Content starts

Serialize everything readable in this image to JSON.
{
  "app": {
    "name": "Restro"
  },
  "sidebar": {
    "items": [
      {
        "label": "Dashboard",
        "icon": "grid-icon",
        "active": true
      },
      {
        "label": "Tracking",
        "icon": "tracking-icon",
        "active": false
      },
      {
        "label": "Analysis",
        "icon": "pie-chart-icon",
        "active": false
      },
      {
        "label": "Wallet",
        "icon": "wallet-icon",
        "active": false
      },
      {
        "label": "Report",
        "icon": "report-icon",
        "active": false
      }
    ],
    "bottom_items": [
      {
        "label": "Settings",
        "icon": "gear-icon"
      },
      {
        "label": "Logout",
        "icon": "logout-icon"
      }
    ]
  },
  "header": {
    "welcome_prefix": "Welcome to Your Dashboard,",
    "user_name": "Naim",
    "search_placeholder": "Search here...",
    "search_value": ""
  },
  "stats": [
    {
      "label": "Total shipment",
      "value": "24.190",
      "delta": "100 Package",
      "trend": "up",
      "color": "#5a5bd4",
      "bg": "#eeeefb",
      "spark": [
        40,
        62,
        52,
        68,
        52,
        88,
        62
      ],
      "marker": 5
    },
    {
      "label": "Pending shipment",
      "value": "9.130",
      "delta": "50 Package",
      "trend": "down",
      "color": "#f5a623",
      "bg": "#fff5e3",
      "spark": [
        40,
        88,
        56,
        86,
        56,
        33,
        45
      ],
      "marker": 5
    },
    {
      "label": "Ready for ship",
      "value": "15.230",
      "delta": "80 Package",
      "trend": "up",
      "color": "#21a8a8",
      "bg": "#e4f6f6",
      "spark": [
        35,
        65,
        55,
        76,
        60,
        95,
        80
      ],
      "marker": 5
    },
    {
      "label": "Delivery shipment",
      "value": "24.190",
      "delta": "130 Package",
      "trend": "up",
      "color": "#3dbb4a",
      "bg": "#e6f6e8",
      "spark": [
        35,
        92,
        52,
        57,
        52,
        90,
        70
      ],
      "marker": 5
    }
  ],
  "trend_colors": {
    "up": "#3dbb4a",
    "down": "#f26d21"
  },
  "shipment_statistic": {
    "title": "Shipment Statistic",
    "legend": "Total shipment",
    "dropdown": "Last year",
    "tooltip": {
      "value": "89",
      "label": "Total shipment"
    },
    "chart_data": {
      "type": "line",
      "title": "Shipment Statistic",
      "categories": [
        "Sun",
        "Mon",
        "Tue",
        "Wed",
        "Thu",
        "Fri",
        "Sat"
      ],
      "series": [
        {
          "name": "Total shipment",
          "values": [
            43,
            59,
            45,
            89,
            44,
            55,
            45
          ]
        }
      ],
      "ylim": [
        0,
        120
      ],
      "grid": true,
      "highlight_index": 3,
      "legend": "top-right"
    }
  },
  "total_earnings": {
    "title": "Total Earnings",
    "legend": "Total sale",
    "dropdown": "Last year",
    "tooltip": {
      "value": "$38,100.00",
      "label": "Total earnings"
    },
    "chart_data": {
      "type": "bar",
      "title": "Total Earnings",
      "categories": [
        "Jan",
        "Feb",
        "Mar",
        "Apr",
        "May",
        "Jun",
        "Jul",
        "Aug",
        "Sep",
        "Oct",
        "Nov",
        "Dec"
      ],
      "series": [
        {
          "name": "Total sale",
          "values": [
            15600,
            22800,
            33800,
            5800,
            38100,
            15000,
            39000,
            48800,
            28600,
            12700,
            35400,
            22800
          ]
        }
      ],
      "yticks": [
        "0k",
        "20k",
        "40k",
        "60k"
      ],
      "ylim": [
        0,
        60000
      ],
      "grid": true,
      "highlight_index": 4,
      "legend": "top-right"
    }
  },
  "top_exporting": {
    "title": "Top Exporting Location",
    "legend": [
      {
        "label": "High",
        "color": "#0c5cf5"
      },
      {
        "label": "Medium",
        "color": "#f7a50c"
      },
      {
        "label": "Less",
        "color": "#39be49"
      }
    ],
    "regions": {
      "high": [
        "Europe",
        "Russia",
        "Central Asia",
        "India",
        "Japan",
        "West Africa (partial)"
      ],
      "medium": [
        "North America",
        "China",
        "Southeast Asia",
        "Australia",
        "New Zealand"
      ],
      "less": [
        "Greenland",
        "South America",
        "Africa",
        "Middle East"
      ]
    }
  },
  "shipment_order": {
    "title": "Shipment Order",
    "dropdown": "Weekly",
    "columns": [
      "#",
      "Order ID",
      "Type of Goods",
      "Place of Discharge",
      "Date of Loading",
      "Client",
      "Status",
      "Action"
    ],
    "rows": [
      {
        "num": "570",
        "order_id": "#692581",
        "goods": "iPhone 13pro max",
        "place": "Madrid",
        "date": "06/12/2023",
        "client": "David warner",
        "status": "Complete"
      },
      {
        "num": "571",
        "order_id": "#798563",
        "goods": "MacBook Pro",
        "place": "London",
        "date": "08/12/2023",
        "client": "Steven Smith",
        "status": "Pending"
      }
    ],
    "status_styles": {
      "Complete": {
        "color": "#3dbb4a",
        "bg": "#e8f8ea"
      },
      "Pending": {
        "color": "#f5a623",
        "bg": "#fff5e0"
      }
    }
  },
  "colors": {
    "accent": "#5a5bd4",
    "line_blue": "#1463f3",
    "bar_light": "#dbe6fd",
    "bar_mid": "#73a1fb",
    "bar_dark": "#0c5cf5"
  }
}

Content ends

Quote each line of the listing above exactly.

Serialize everything readable in this image to JSON.
{
  "app": {
    "name": "Restro"
  },
  "sidebar": {
    "items": [
      {
        "label": "Dashboard",
        "icon": "grid-icon",
        "active": true
      },
      {
        "label": "Tracking",
        "icon": "tracking-icon",
        "active": false
      },
      {
        "label": "Analysis",
        "icon": "pie-chart-icon",
        "active": false
      },
      {
        "label": "Wallet",
        "icon": "wallet-icon",
        "active": false
      },
      {
        "label": "Report",
        "icon": "report-icon",
        "active": false
      }
    ],
    "bottom_items": [
      {
        "label": "Settings",
        "icon": "gear-icon"
      },
      {
        "label": "Logout",
        "icon": "logout-icon"
      }
    ]
  },
  "header": {
    "welcome_prefix": "Welcome to Your Dashboard,",
    "user_name": "Naim",
    "search_placeholder": "Search here...",
    "search_value": ""
  },
  "stats": [
    {
      "label": "Total shipment",
      "value": "24.190",
      "delta": "100 Package",
      "trend": "up",
      "color": "#5a5bd4",
      "bg": "#eeeefb",
      "spark": [
        40,
        62,
        52,
        68,
        52,
        88,
        62
      ],
      "marker": 5
    },
    {
      "label": "Pending shipment",
      "value": "9.130",
      "delta": "50 Package",
      "trend": "down",
      "color": "#f5a623",
      "bg": "#fff5e3",
      "spark": [
        40,
        88,
        56,
        86,
        56,
        33,
        45
      ],
      "marker": 5
    },
    {
      "label": "Ready for ship",
      "value": "15.230",
      "delta": "80 Package",
      "trend": "up",
      "color": "#21a8a8",
      "bg": "#e4f6f6",
      "spark": [
        35,
        65,
        55,
        76,
        60,
        95,
        80
      ],
      "marker": 5
    },
    {
      "label": "Delivery shipment",
      "value": "24.190",
      "delta": "130 Package",
      "trend": "up",
      "color": "#3dbb4a",
      "bg": "#e6f6e8",
      "spark": [
        35,
        92,
        52,
        57,
        52,
        90,
        70
      ],
      "marker": 5
    }
  ],
  "trend_colors": {
    "up": "#3dbb4a",
    "down": "#f26d21"
  },
  "shipment_statistic": {
    "title": "Shipment Statistic",
    "legend": "Total shipment",
    "dropdown": "Last year",
    "tooltip": {
      "value": "89",
      "label": "Total shipment"
    },
    "chart_data": {
      "type": "line",
      "title": "Shipment Statistic",
      "categories": [
        "Sun",
        "Mon",
        "Tue",
        "Wed",
        "Thu",
        "Fri",
        "Sat"
      ],
      "series": [
        {
          "name": "Total shipment",
          "values": [
            43,
            59,
            45,
            89,
            44,
            55,
            45
          ]
        }
      ],
      "ylim": [
        0,
        120
      ],
      "grid": true,
      "highlight_index": 3,
      "legend": "top-right"
    }
  },
  "total_earnings": {
    "title": "Total Earnings",
    "legend": "Total sale",
    "dropdown": "Last year",
    "tooltip": {
      "value": "$38,100.00",
      "label": "Total earnings"
    },
    "chart_data": {
      "type": "bar",
      "title": "Total Earnings",
      "categories": [
        "Jan",
        "Feb",
        "Mar",
        "Apr",
        "May",
        "Jun",
        "Jul",
        "Aug",
        "Sep",
        "Oct",
        "Nov",
        "Dec"
      ],
      "series": [
        {
          "name": "Total sale",
          "values": [
            15600,
            22800,
            33800,
            5800,
            38100,
            15000,
            39000,
            48800,
            28600,
            12700,
            35400,
            22800
          ]
        }
      ],
      "yticks": [
        "0k",
        "20k",
        "40k",
        "60k"
      ],
      "ylim": [
        0,
        60000
      ],
      "grid": true,
      "highlight_index": 4,
      "legend": "top-right"
    }
  },
  "top_exporting": {
    "title": "Top Exporting Location",
    "legend": [
      {
        "label": "High",
        "color": "#0c5cf5"
      },
      {
        "label": "Medium",
        "color": "#f7a50c"
      },
      {
        "label": "Less",
        "color": "#39be49"
      }
    ],
    "regions": {
      "high": [
        "Europe",
        "Russia",
        "Central Asia",
        "India",
        "Japan",
        "West Africa (partial)"
      ],
      "medium": [
        "North America",
        "China",
        "Southeast Asia",
        "Australia",
        "New Zealand"
      ],
      "less": [
        "Greenland",
        "South America",
        "Africa",
        "Middle East"
      ]
    }
  },
  "shipment_order": {
    "title": "Shipment Order",
    "dropdown": "Weekly",
    "columns": [
      "#",
      "Order ID",
      "Type of Goods",
      "Place of Discharge",
      "Date of Loading",
      "Client",
      "Status",
      "Action"
    ],
    "rows": [
      {
        "num": "570",
        "order_id": "#692581",
        "goods": "iPhone 13pro max",
        "place": "Madrid",
        "date": "06/12/2023",
        "client": "David warner",
        "status": "Complete"
      },
      {
        "num": "571",
        "order_id": "#798563",
        "goods": "MacBook Pro",
        "place": "London",
        "date": "08/12/2023",
        "client": "Steven Smith",
        "status": "Pending"
      }
    ],
    "status_styles": {
      "Complete": {
        "color": "#3dbb4a",
        "bg": "#e8f8ea"
      },
      "Pending": {
        "color": "#f5a623",
        "bg": "#fff5e0"
      }
    }
  },
  "colors": {
    "accent": "#5a5bd4",
    "line_blue": "#1463f3",
    "bar_light": "#dbe6fd",
    "bar_mid": "#73a1fb",
    "bar_dark": "#0c5cf5"
  }
}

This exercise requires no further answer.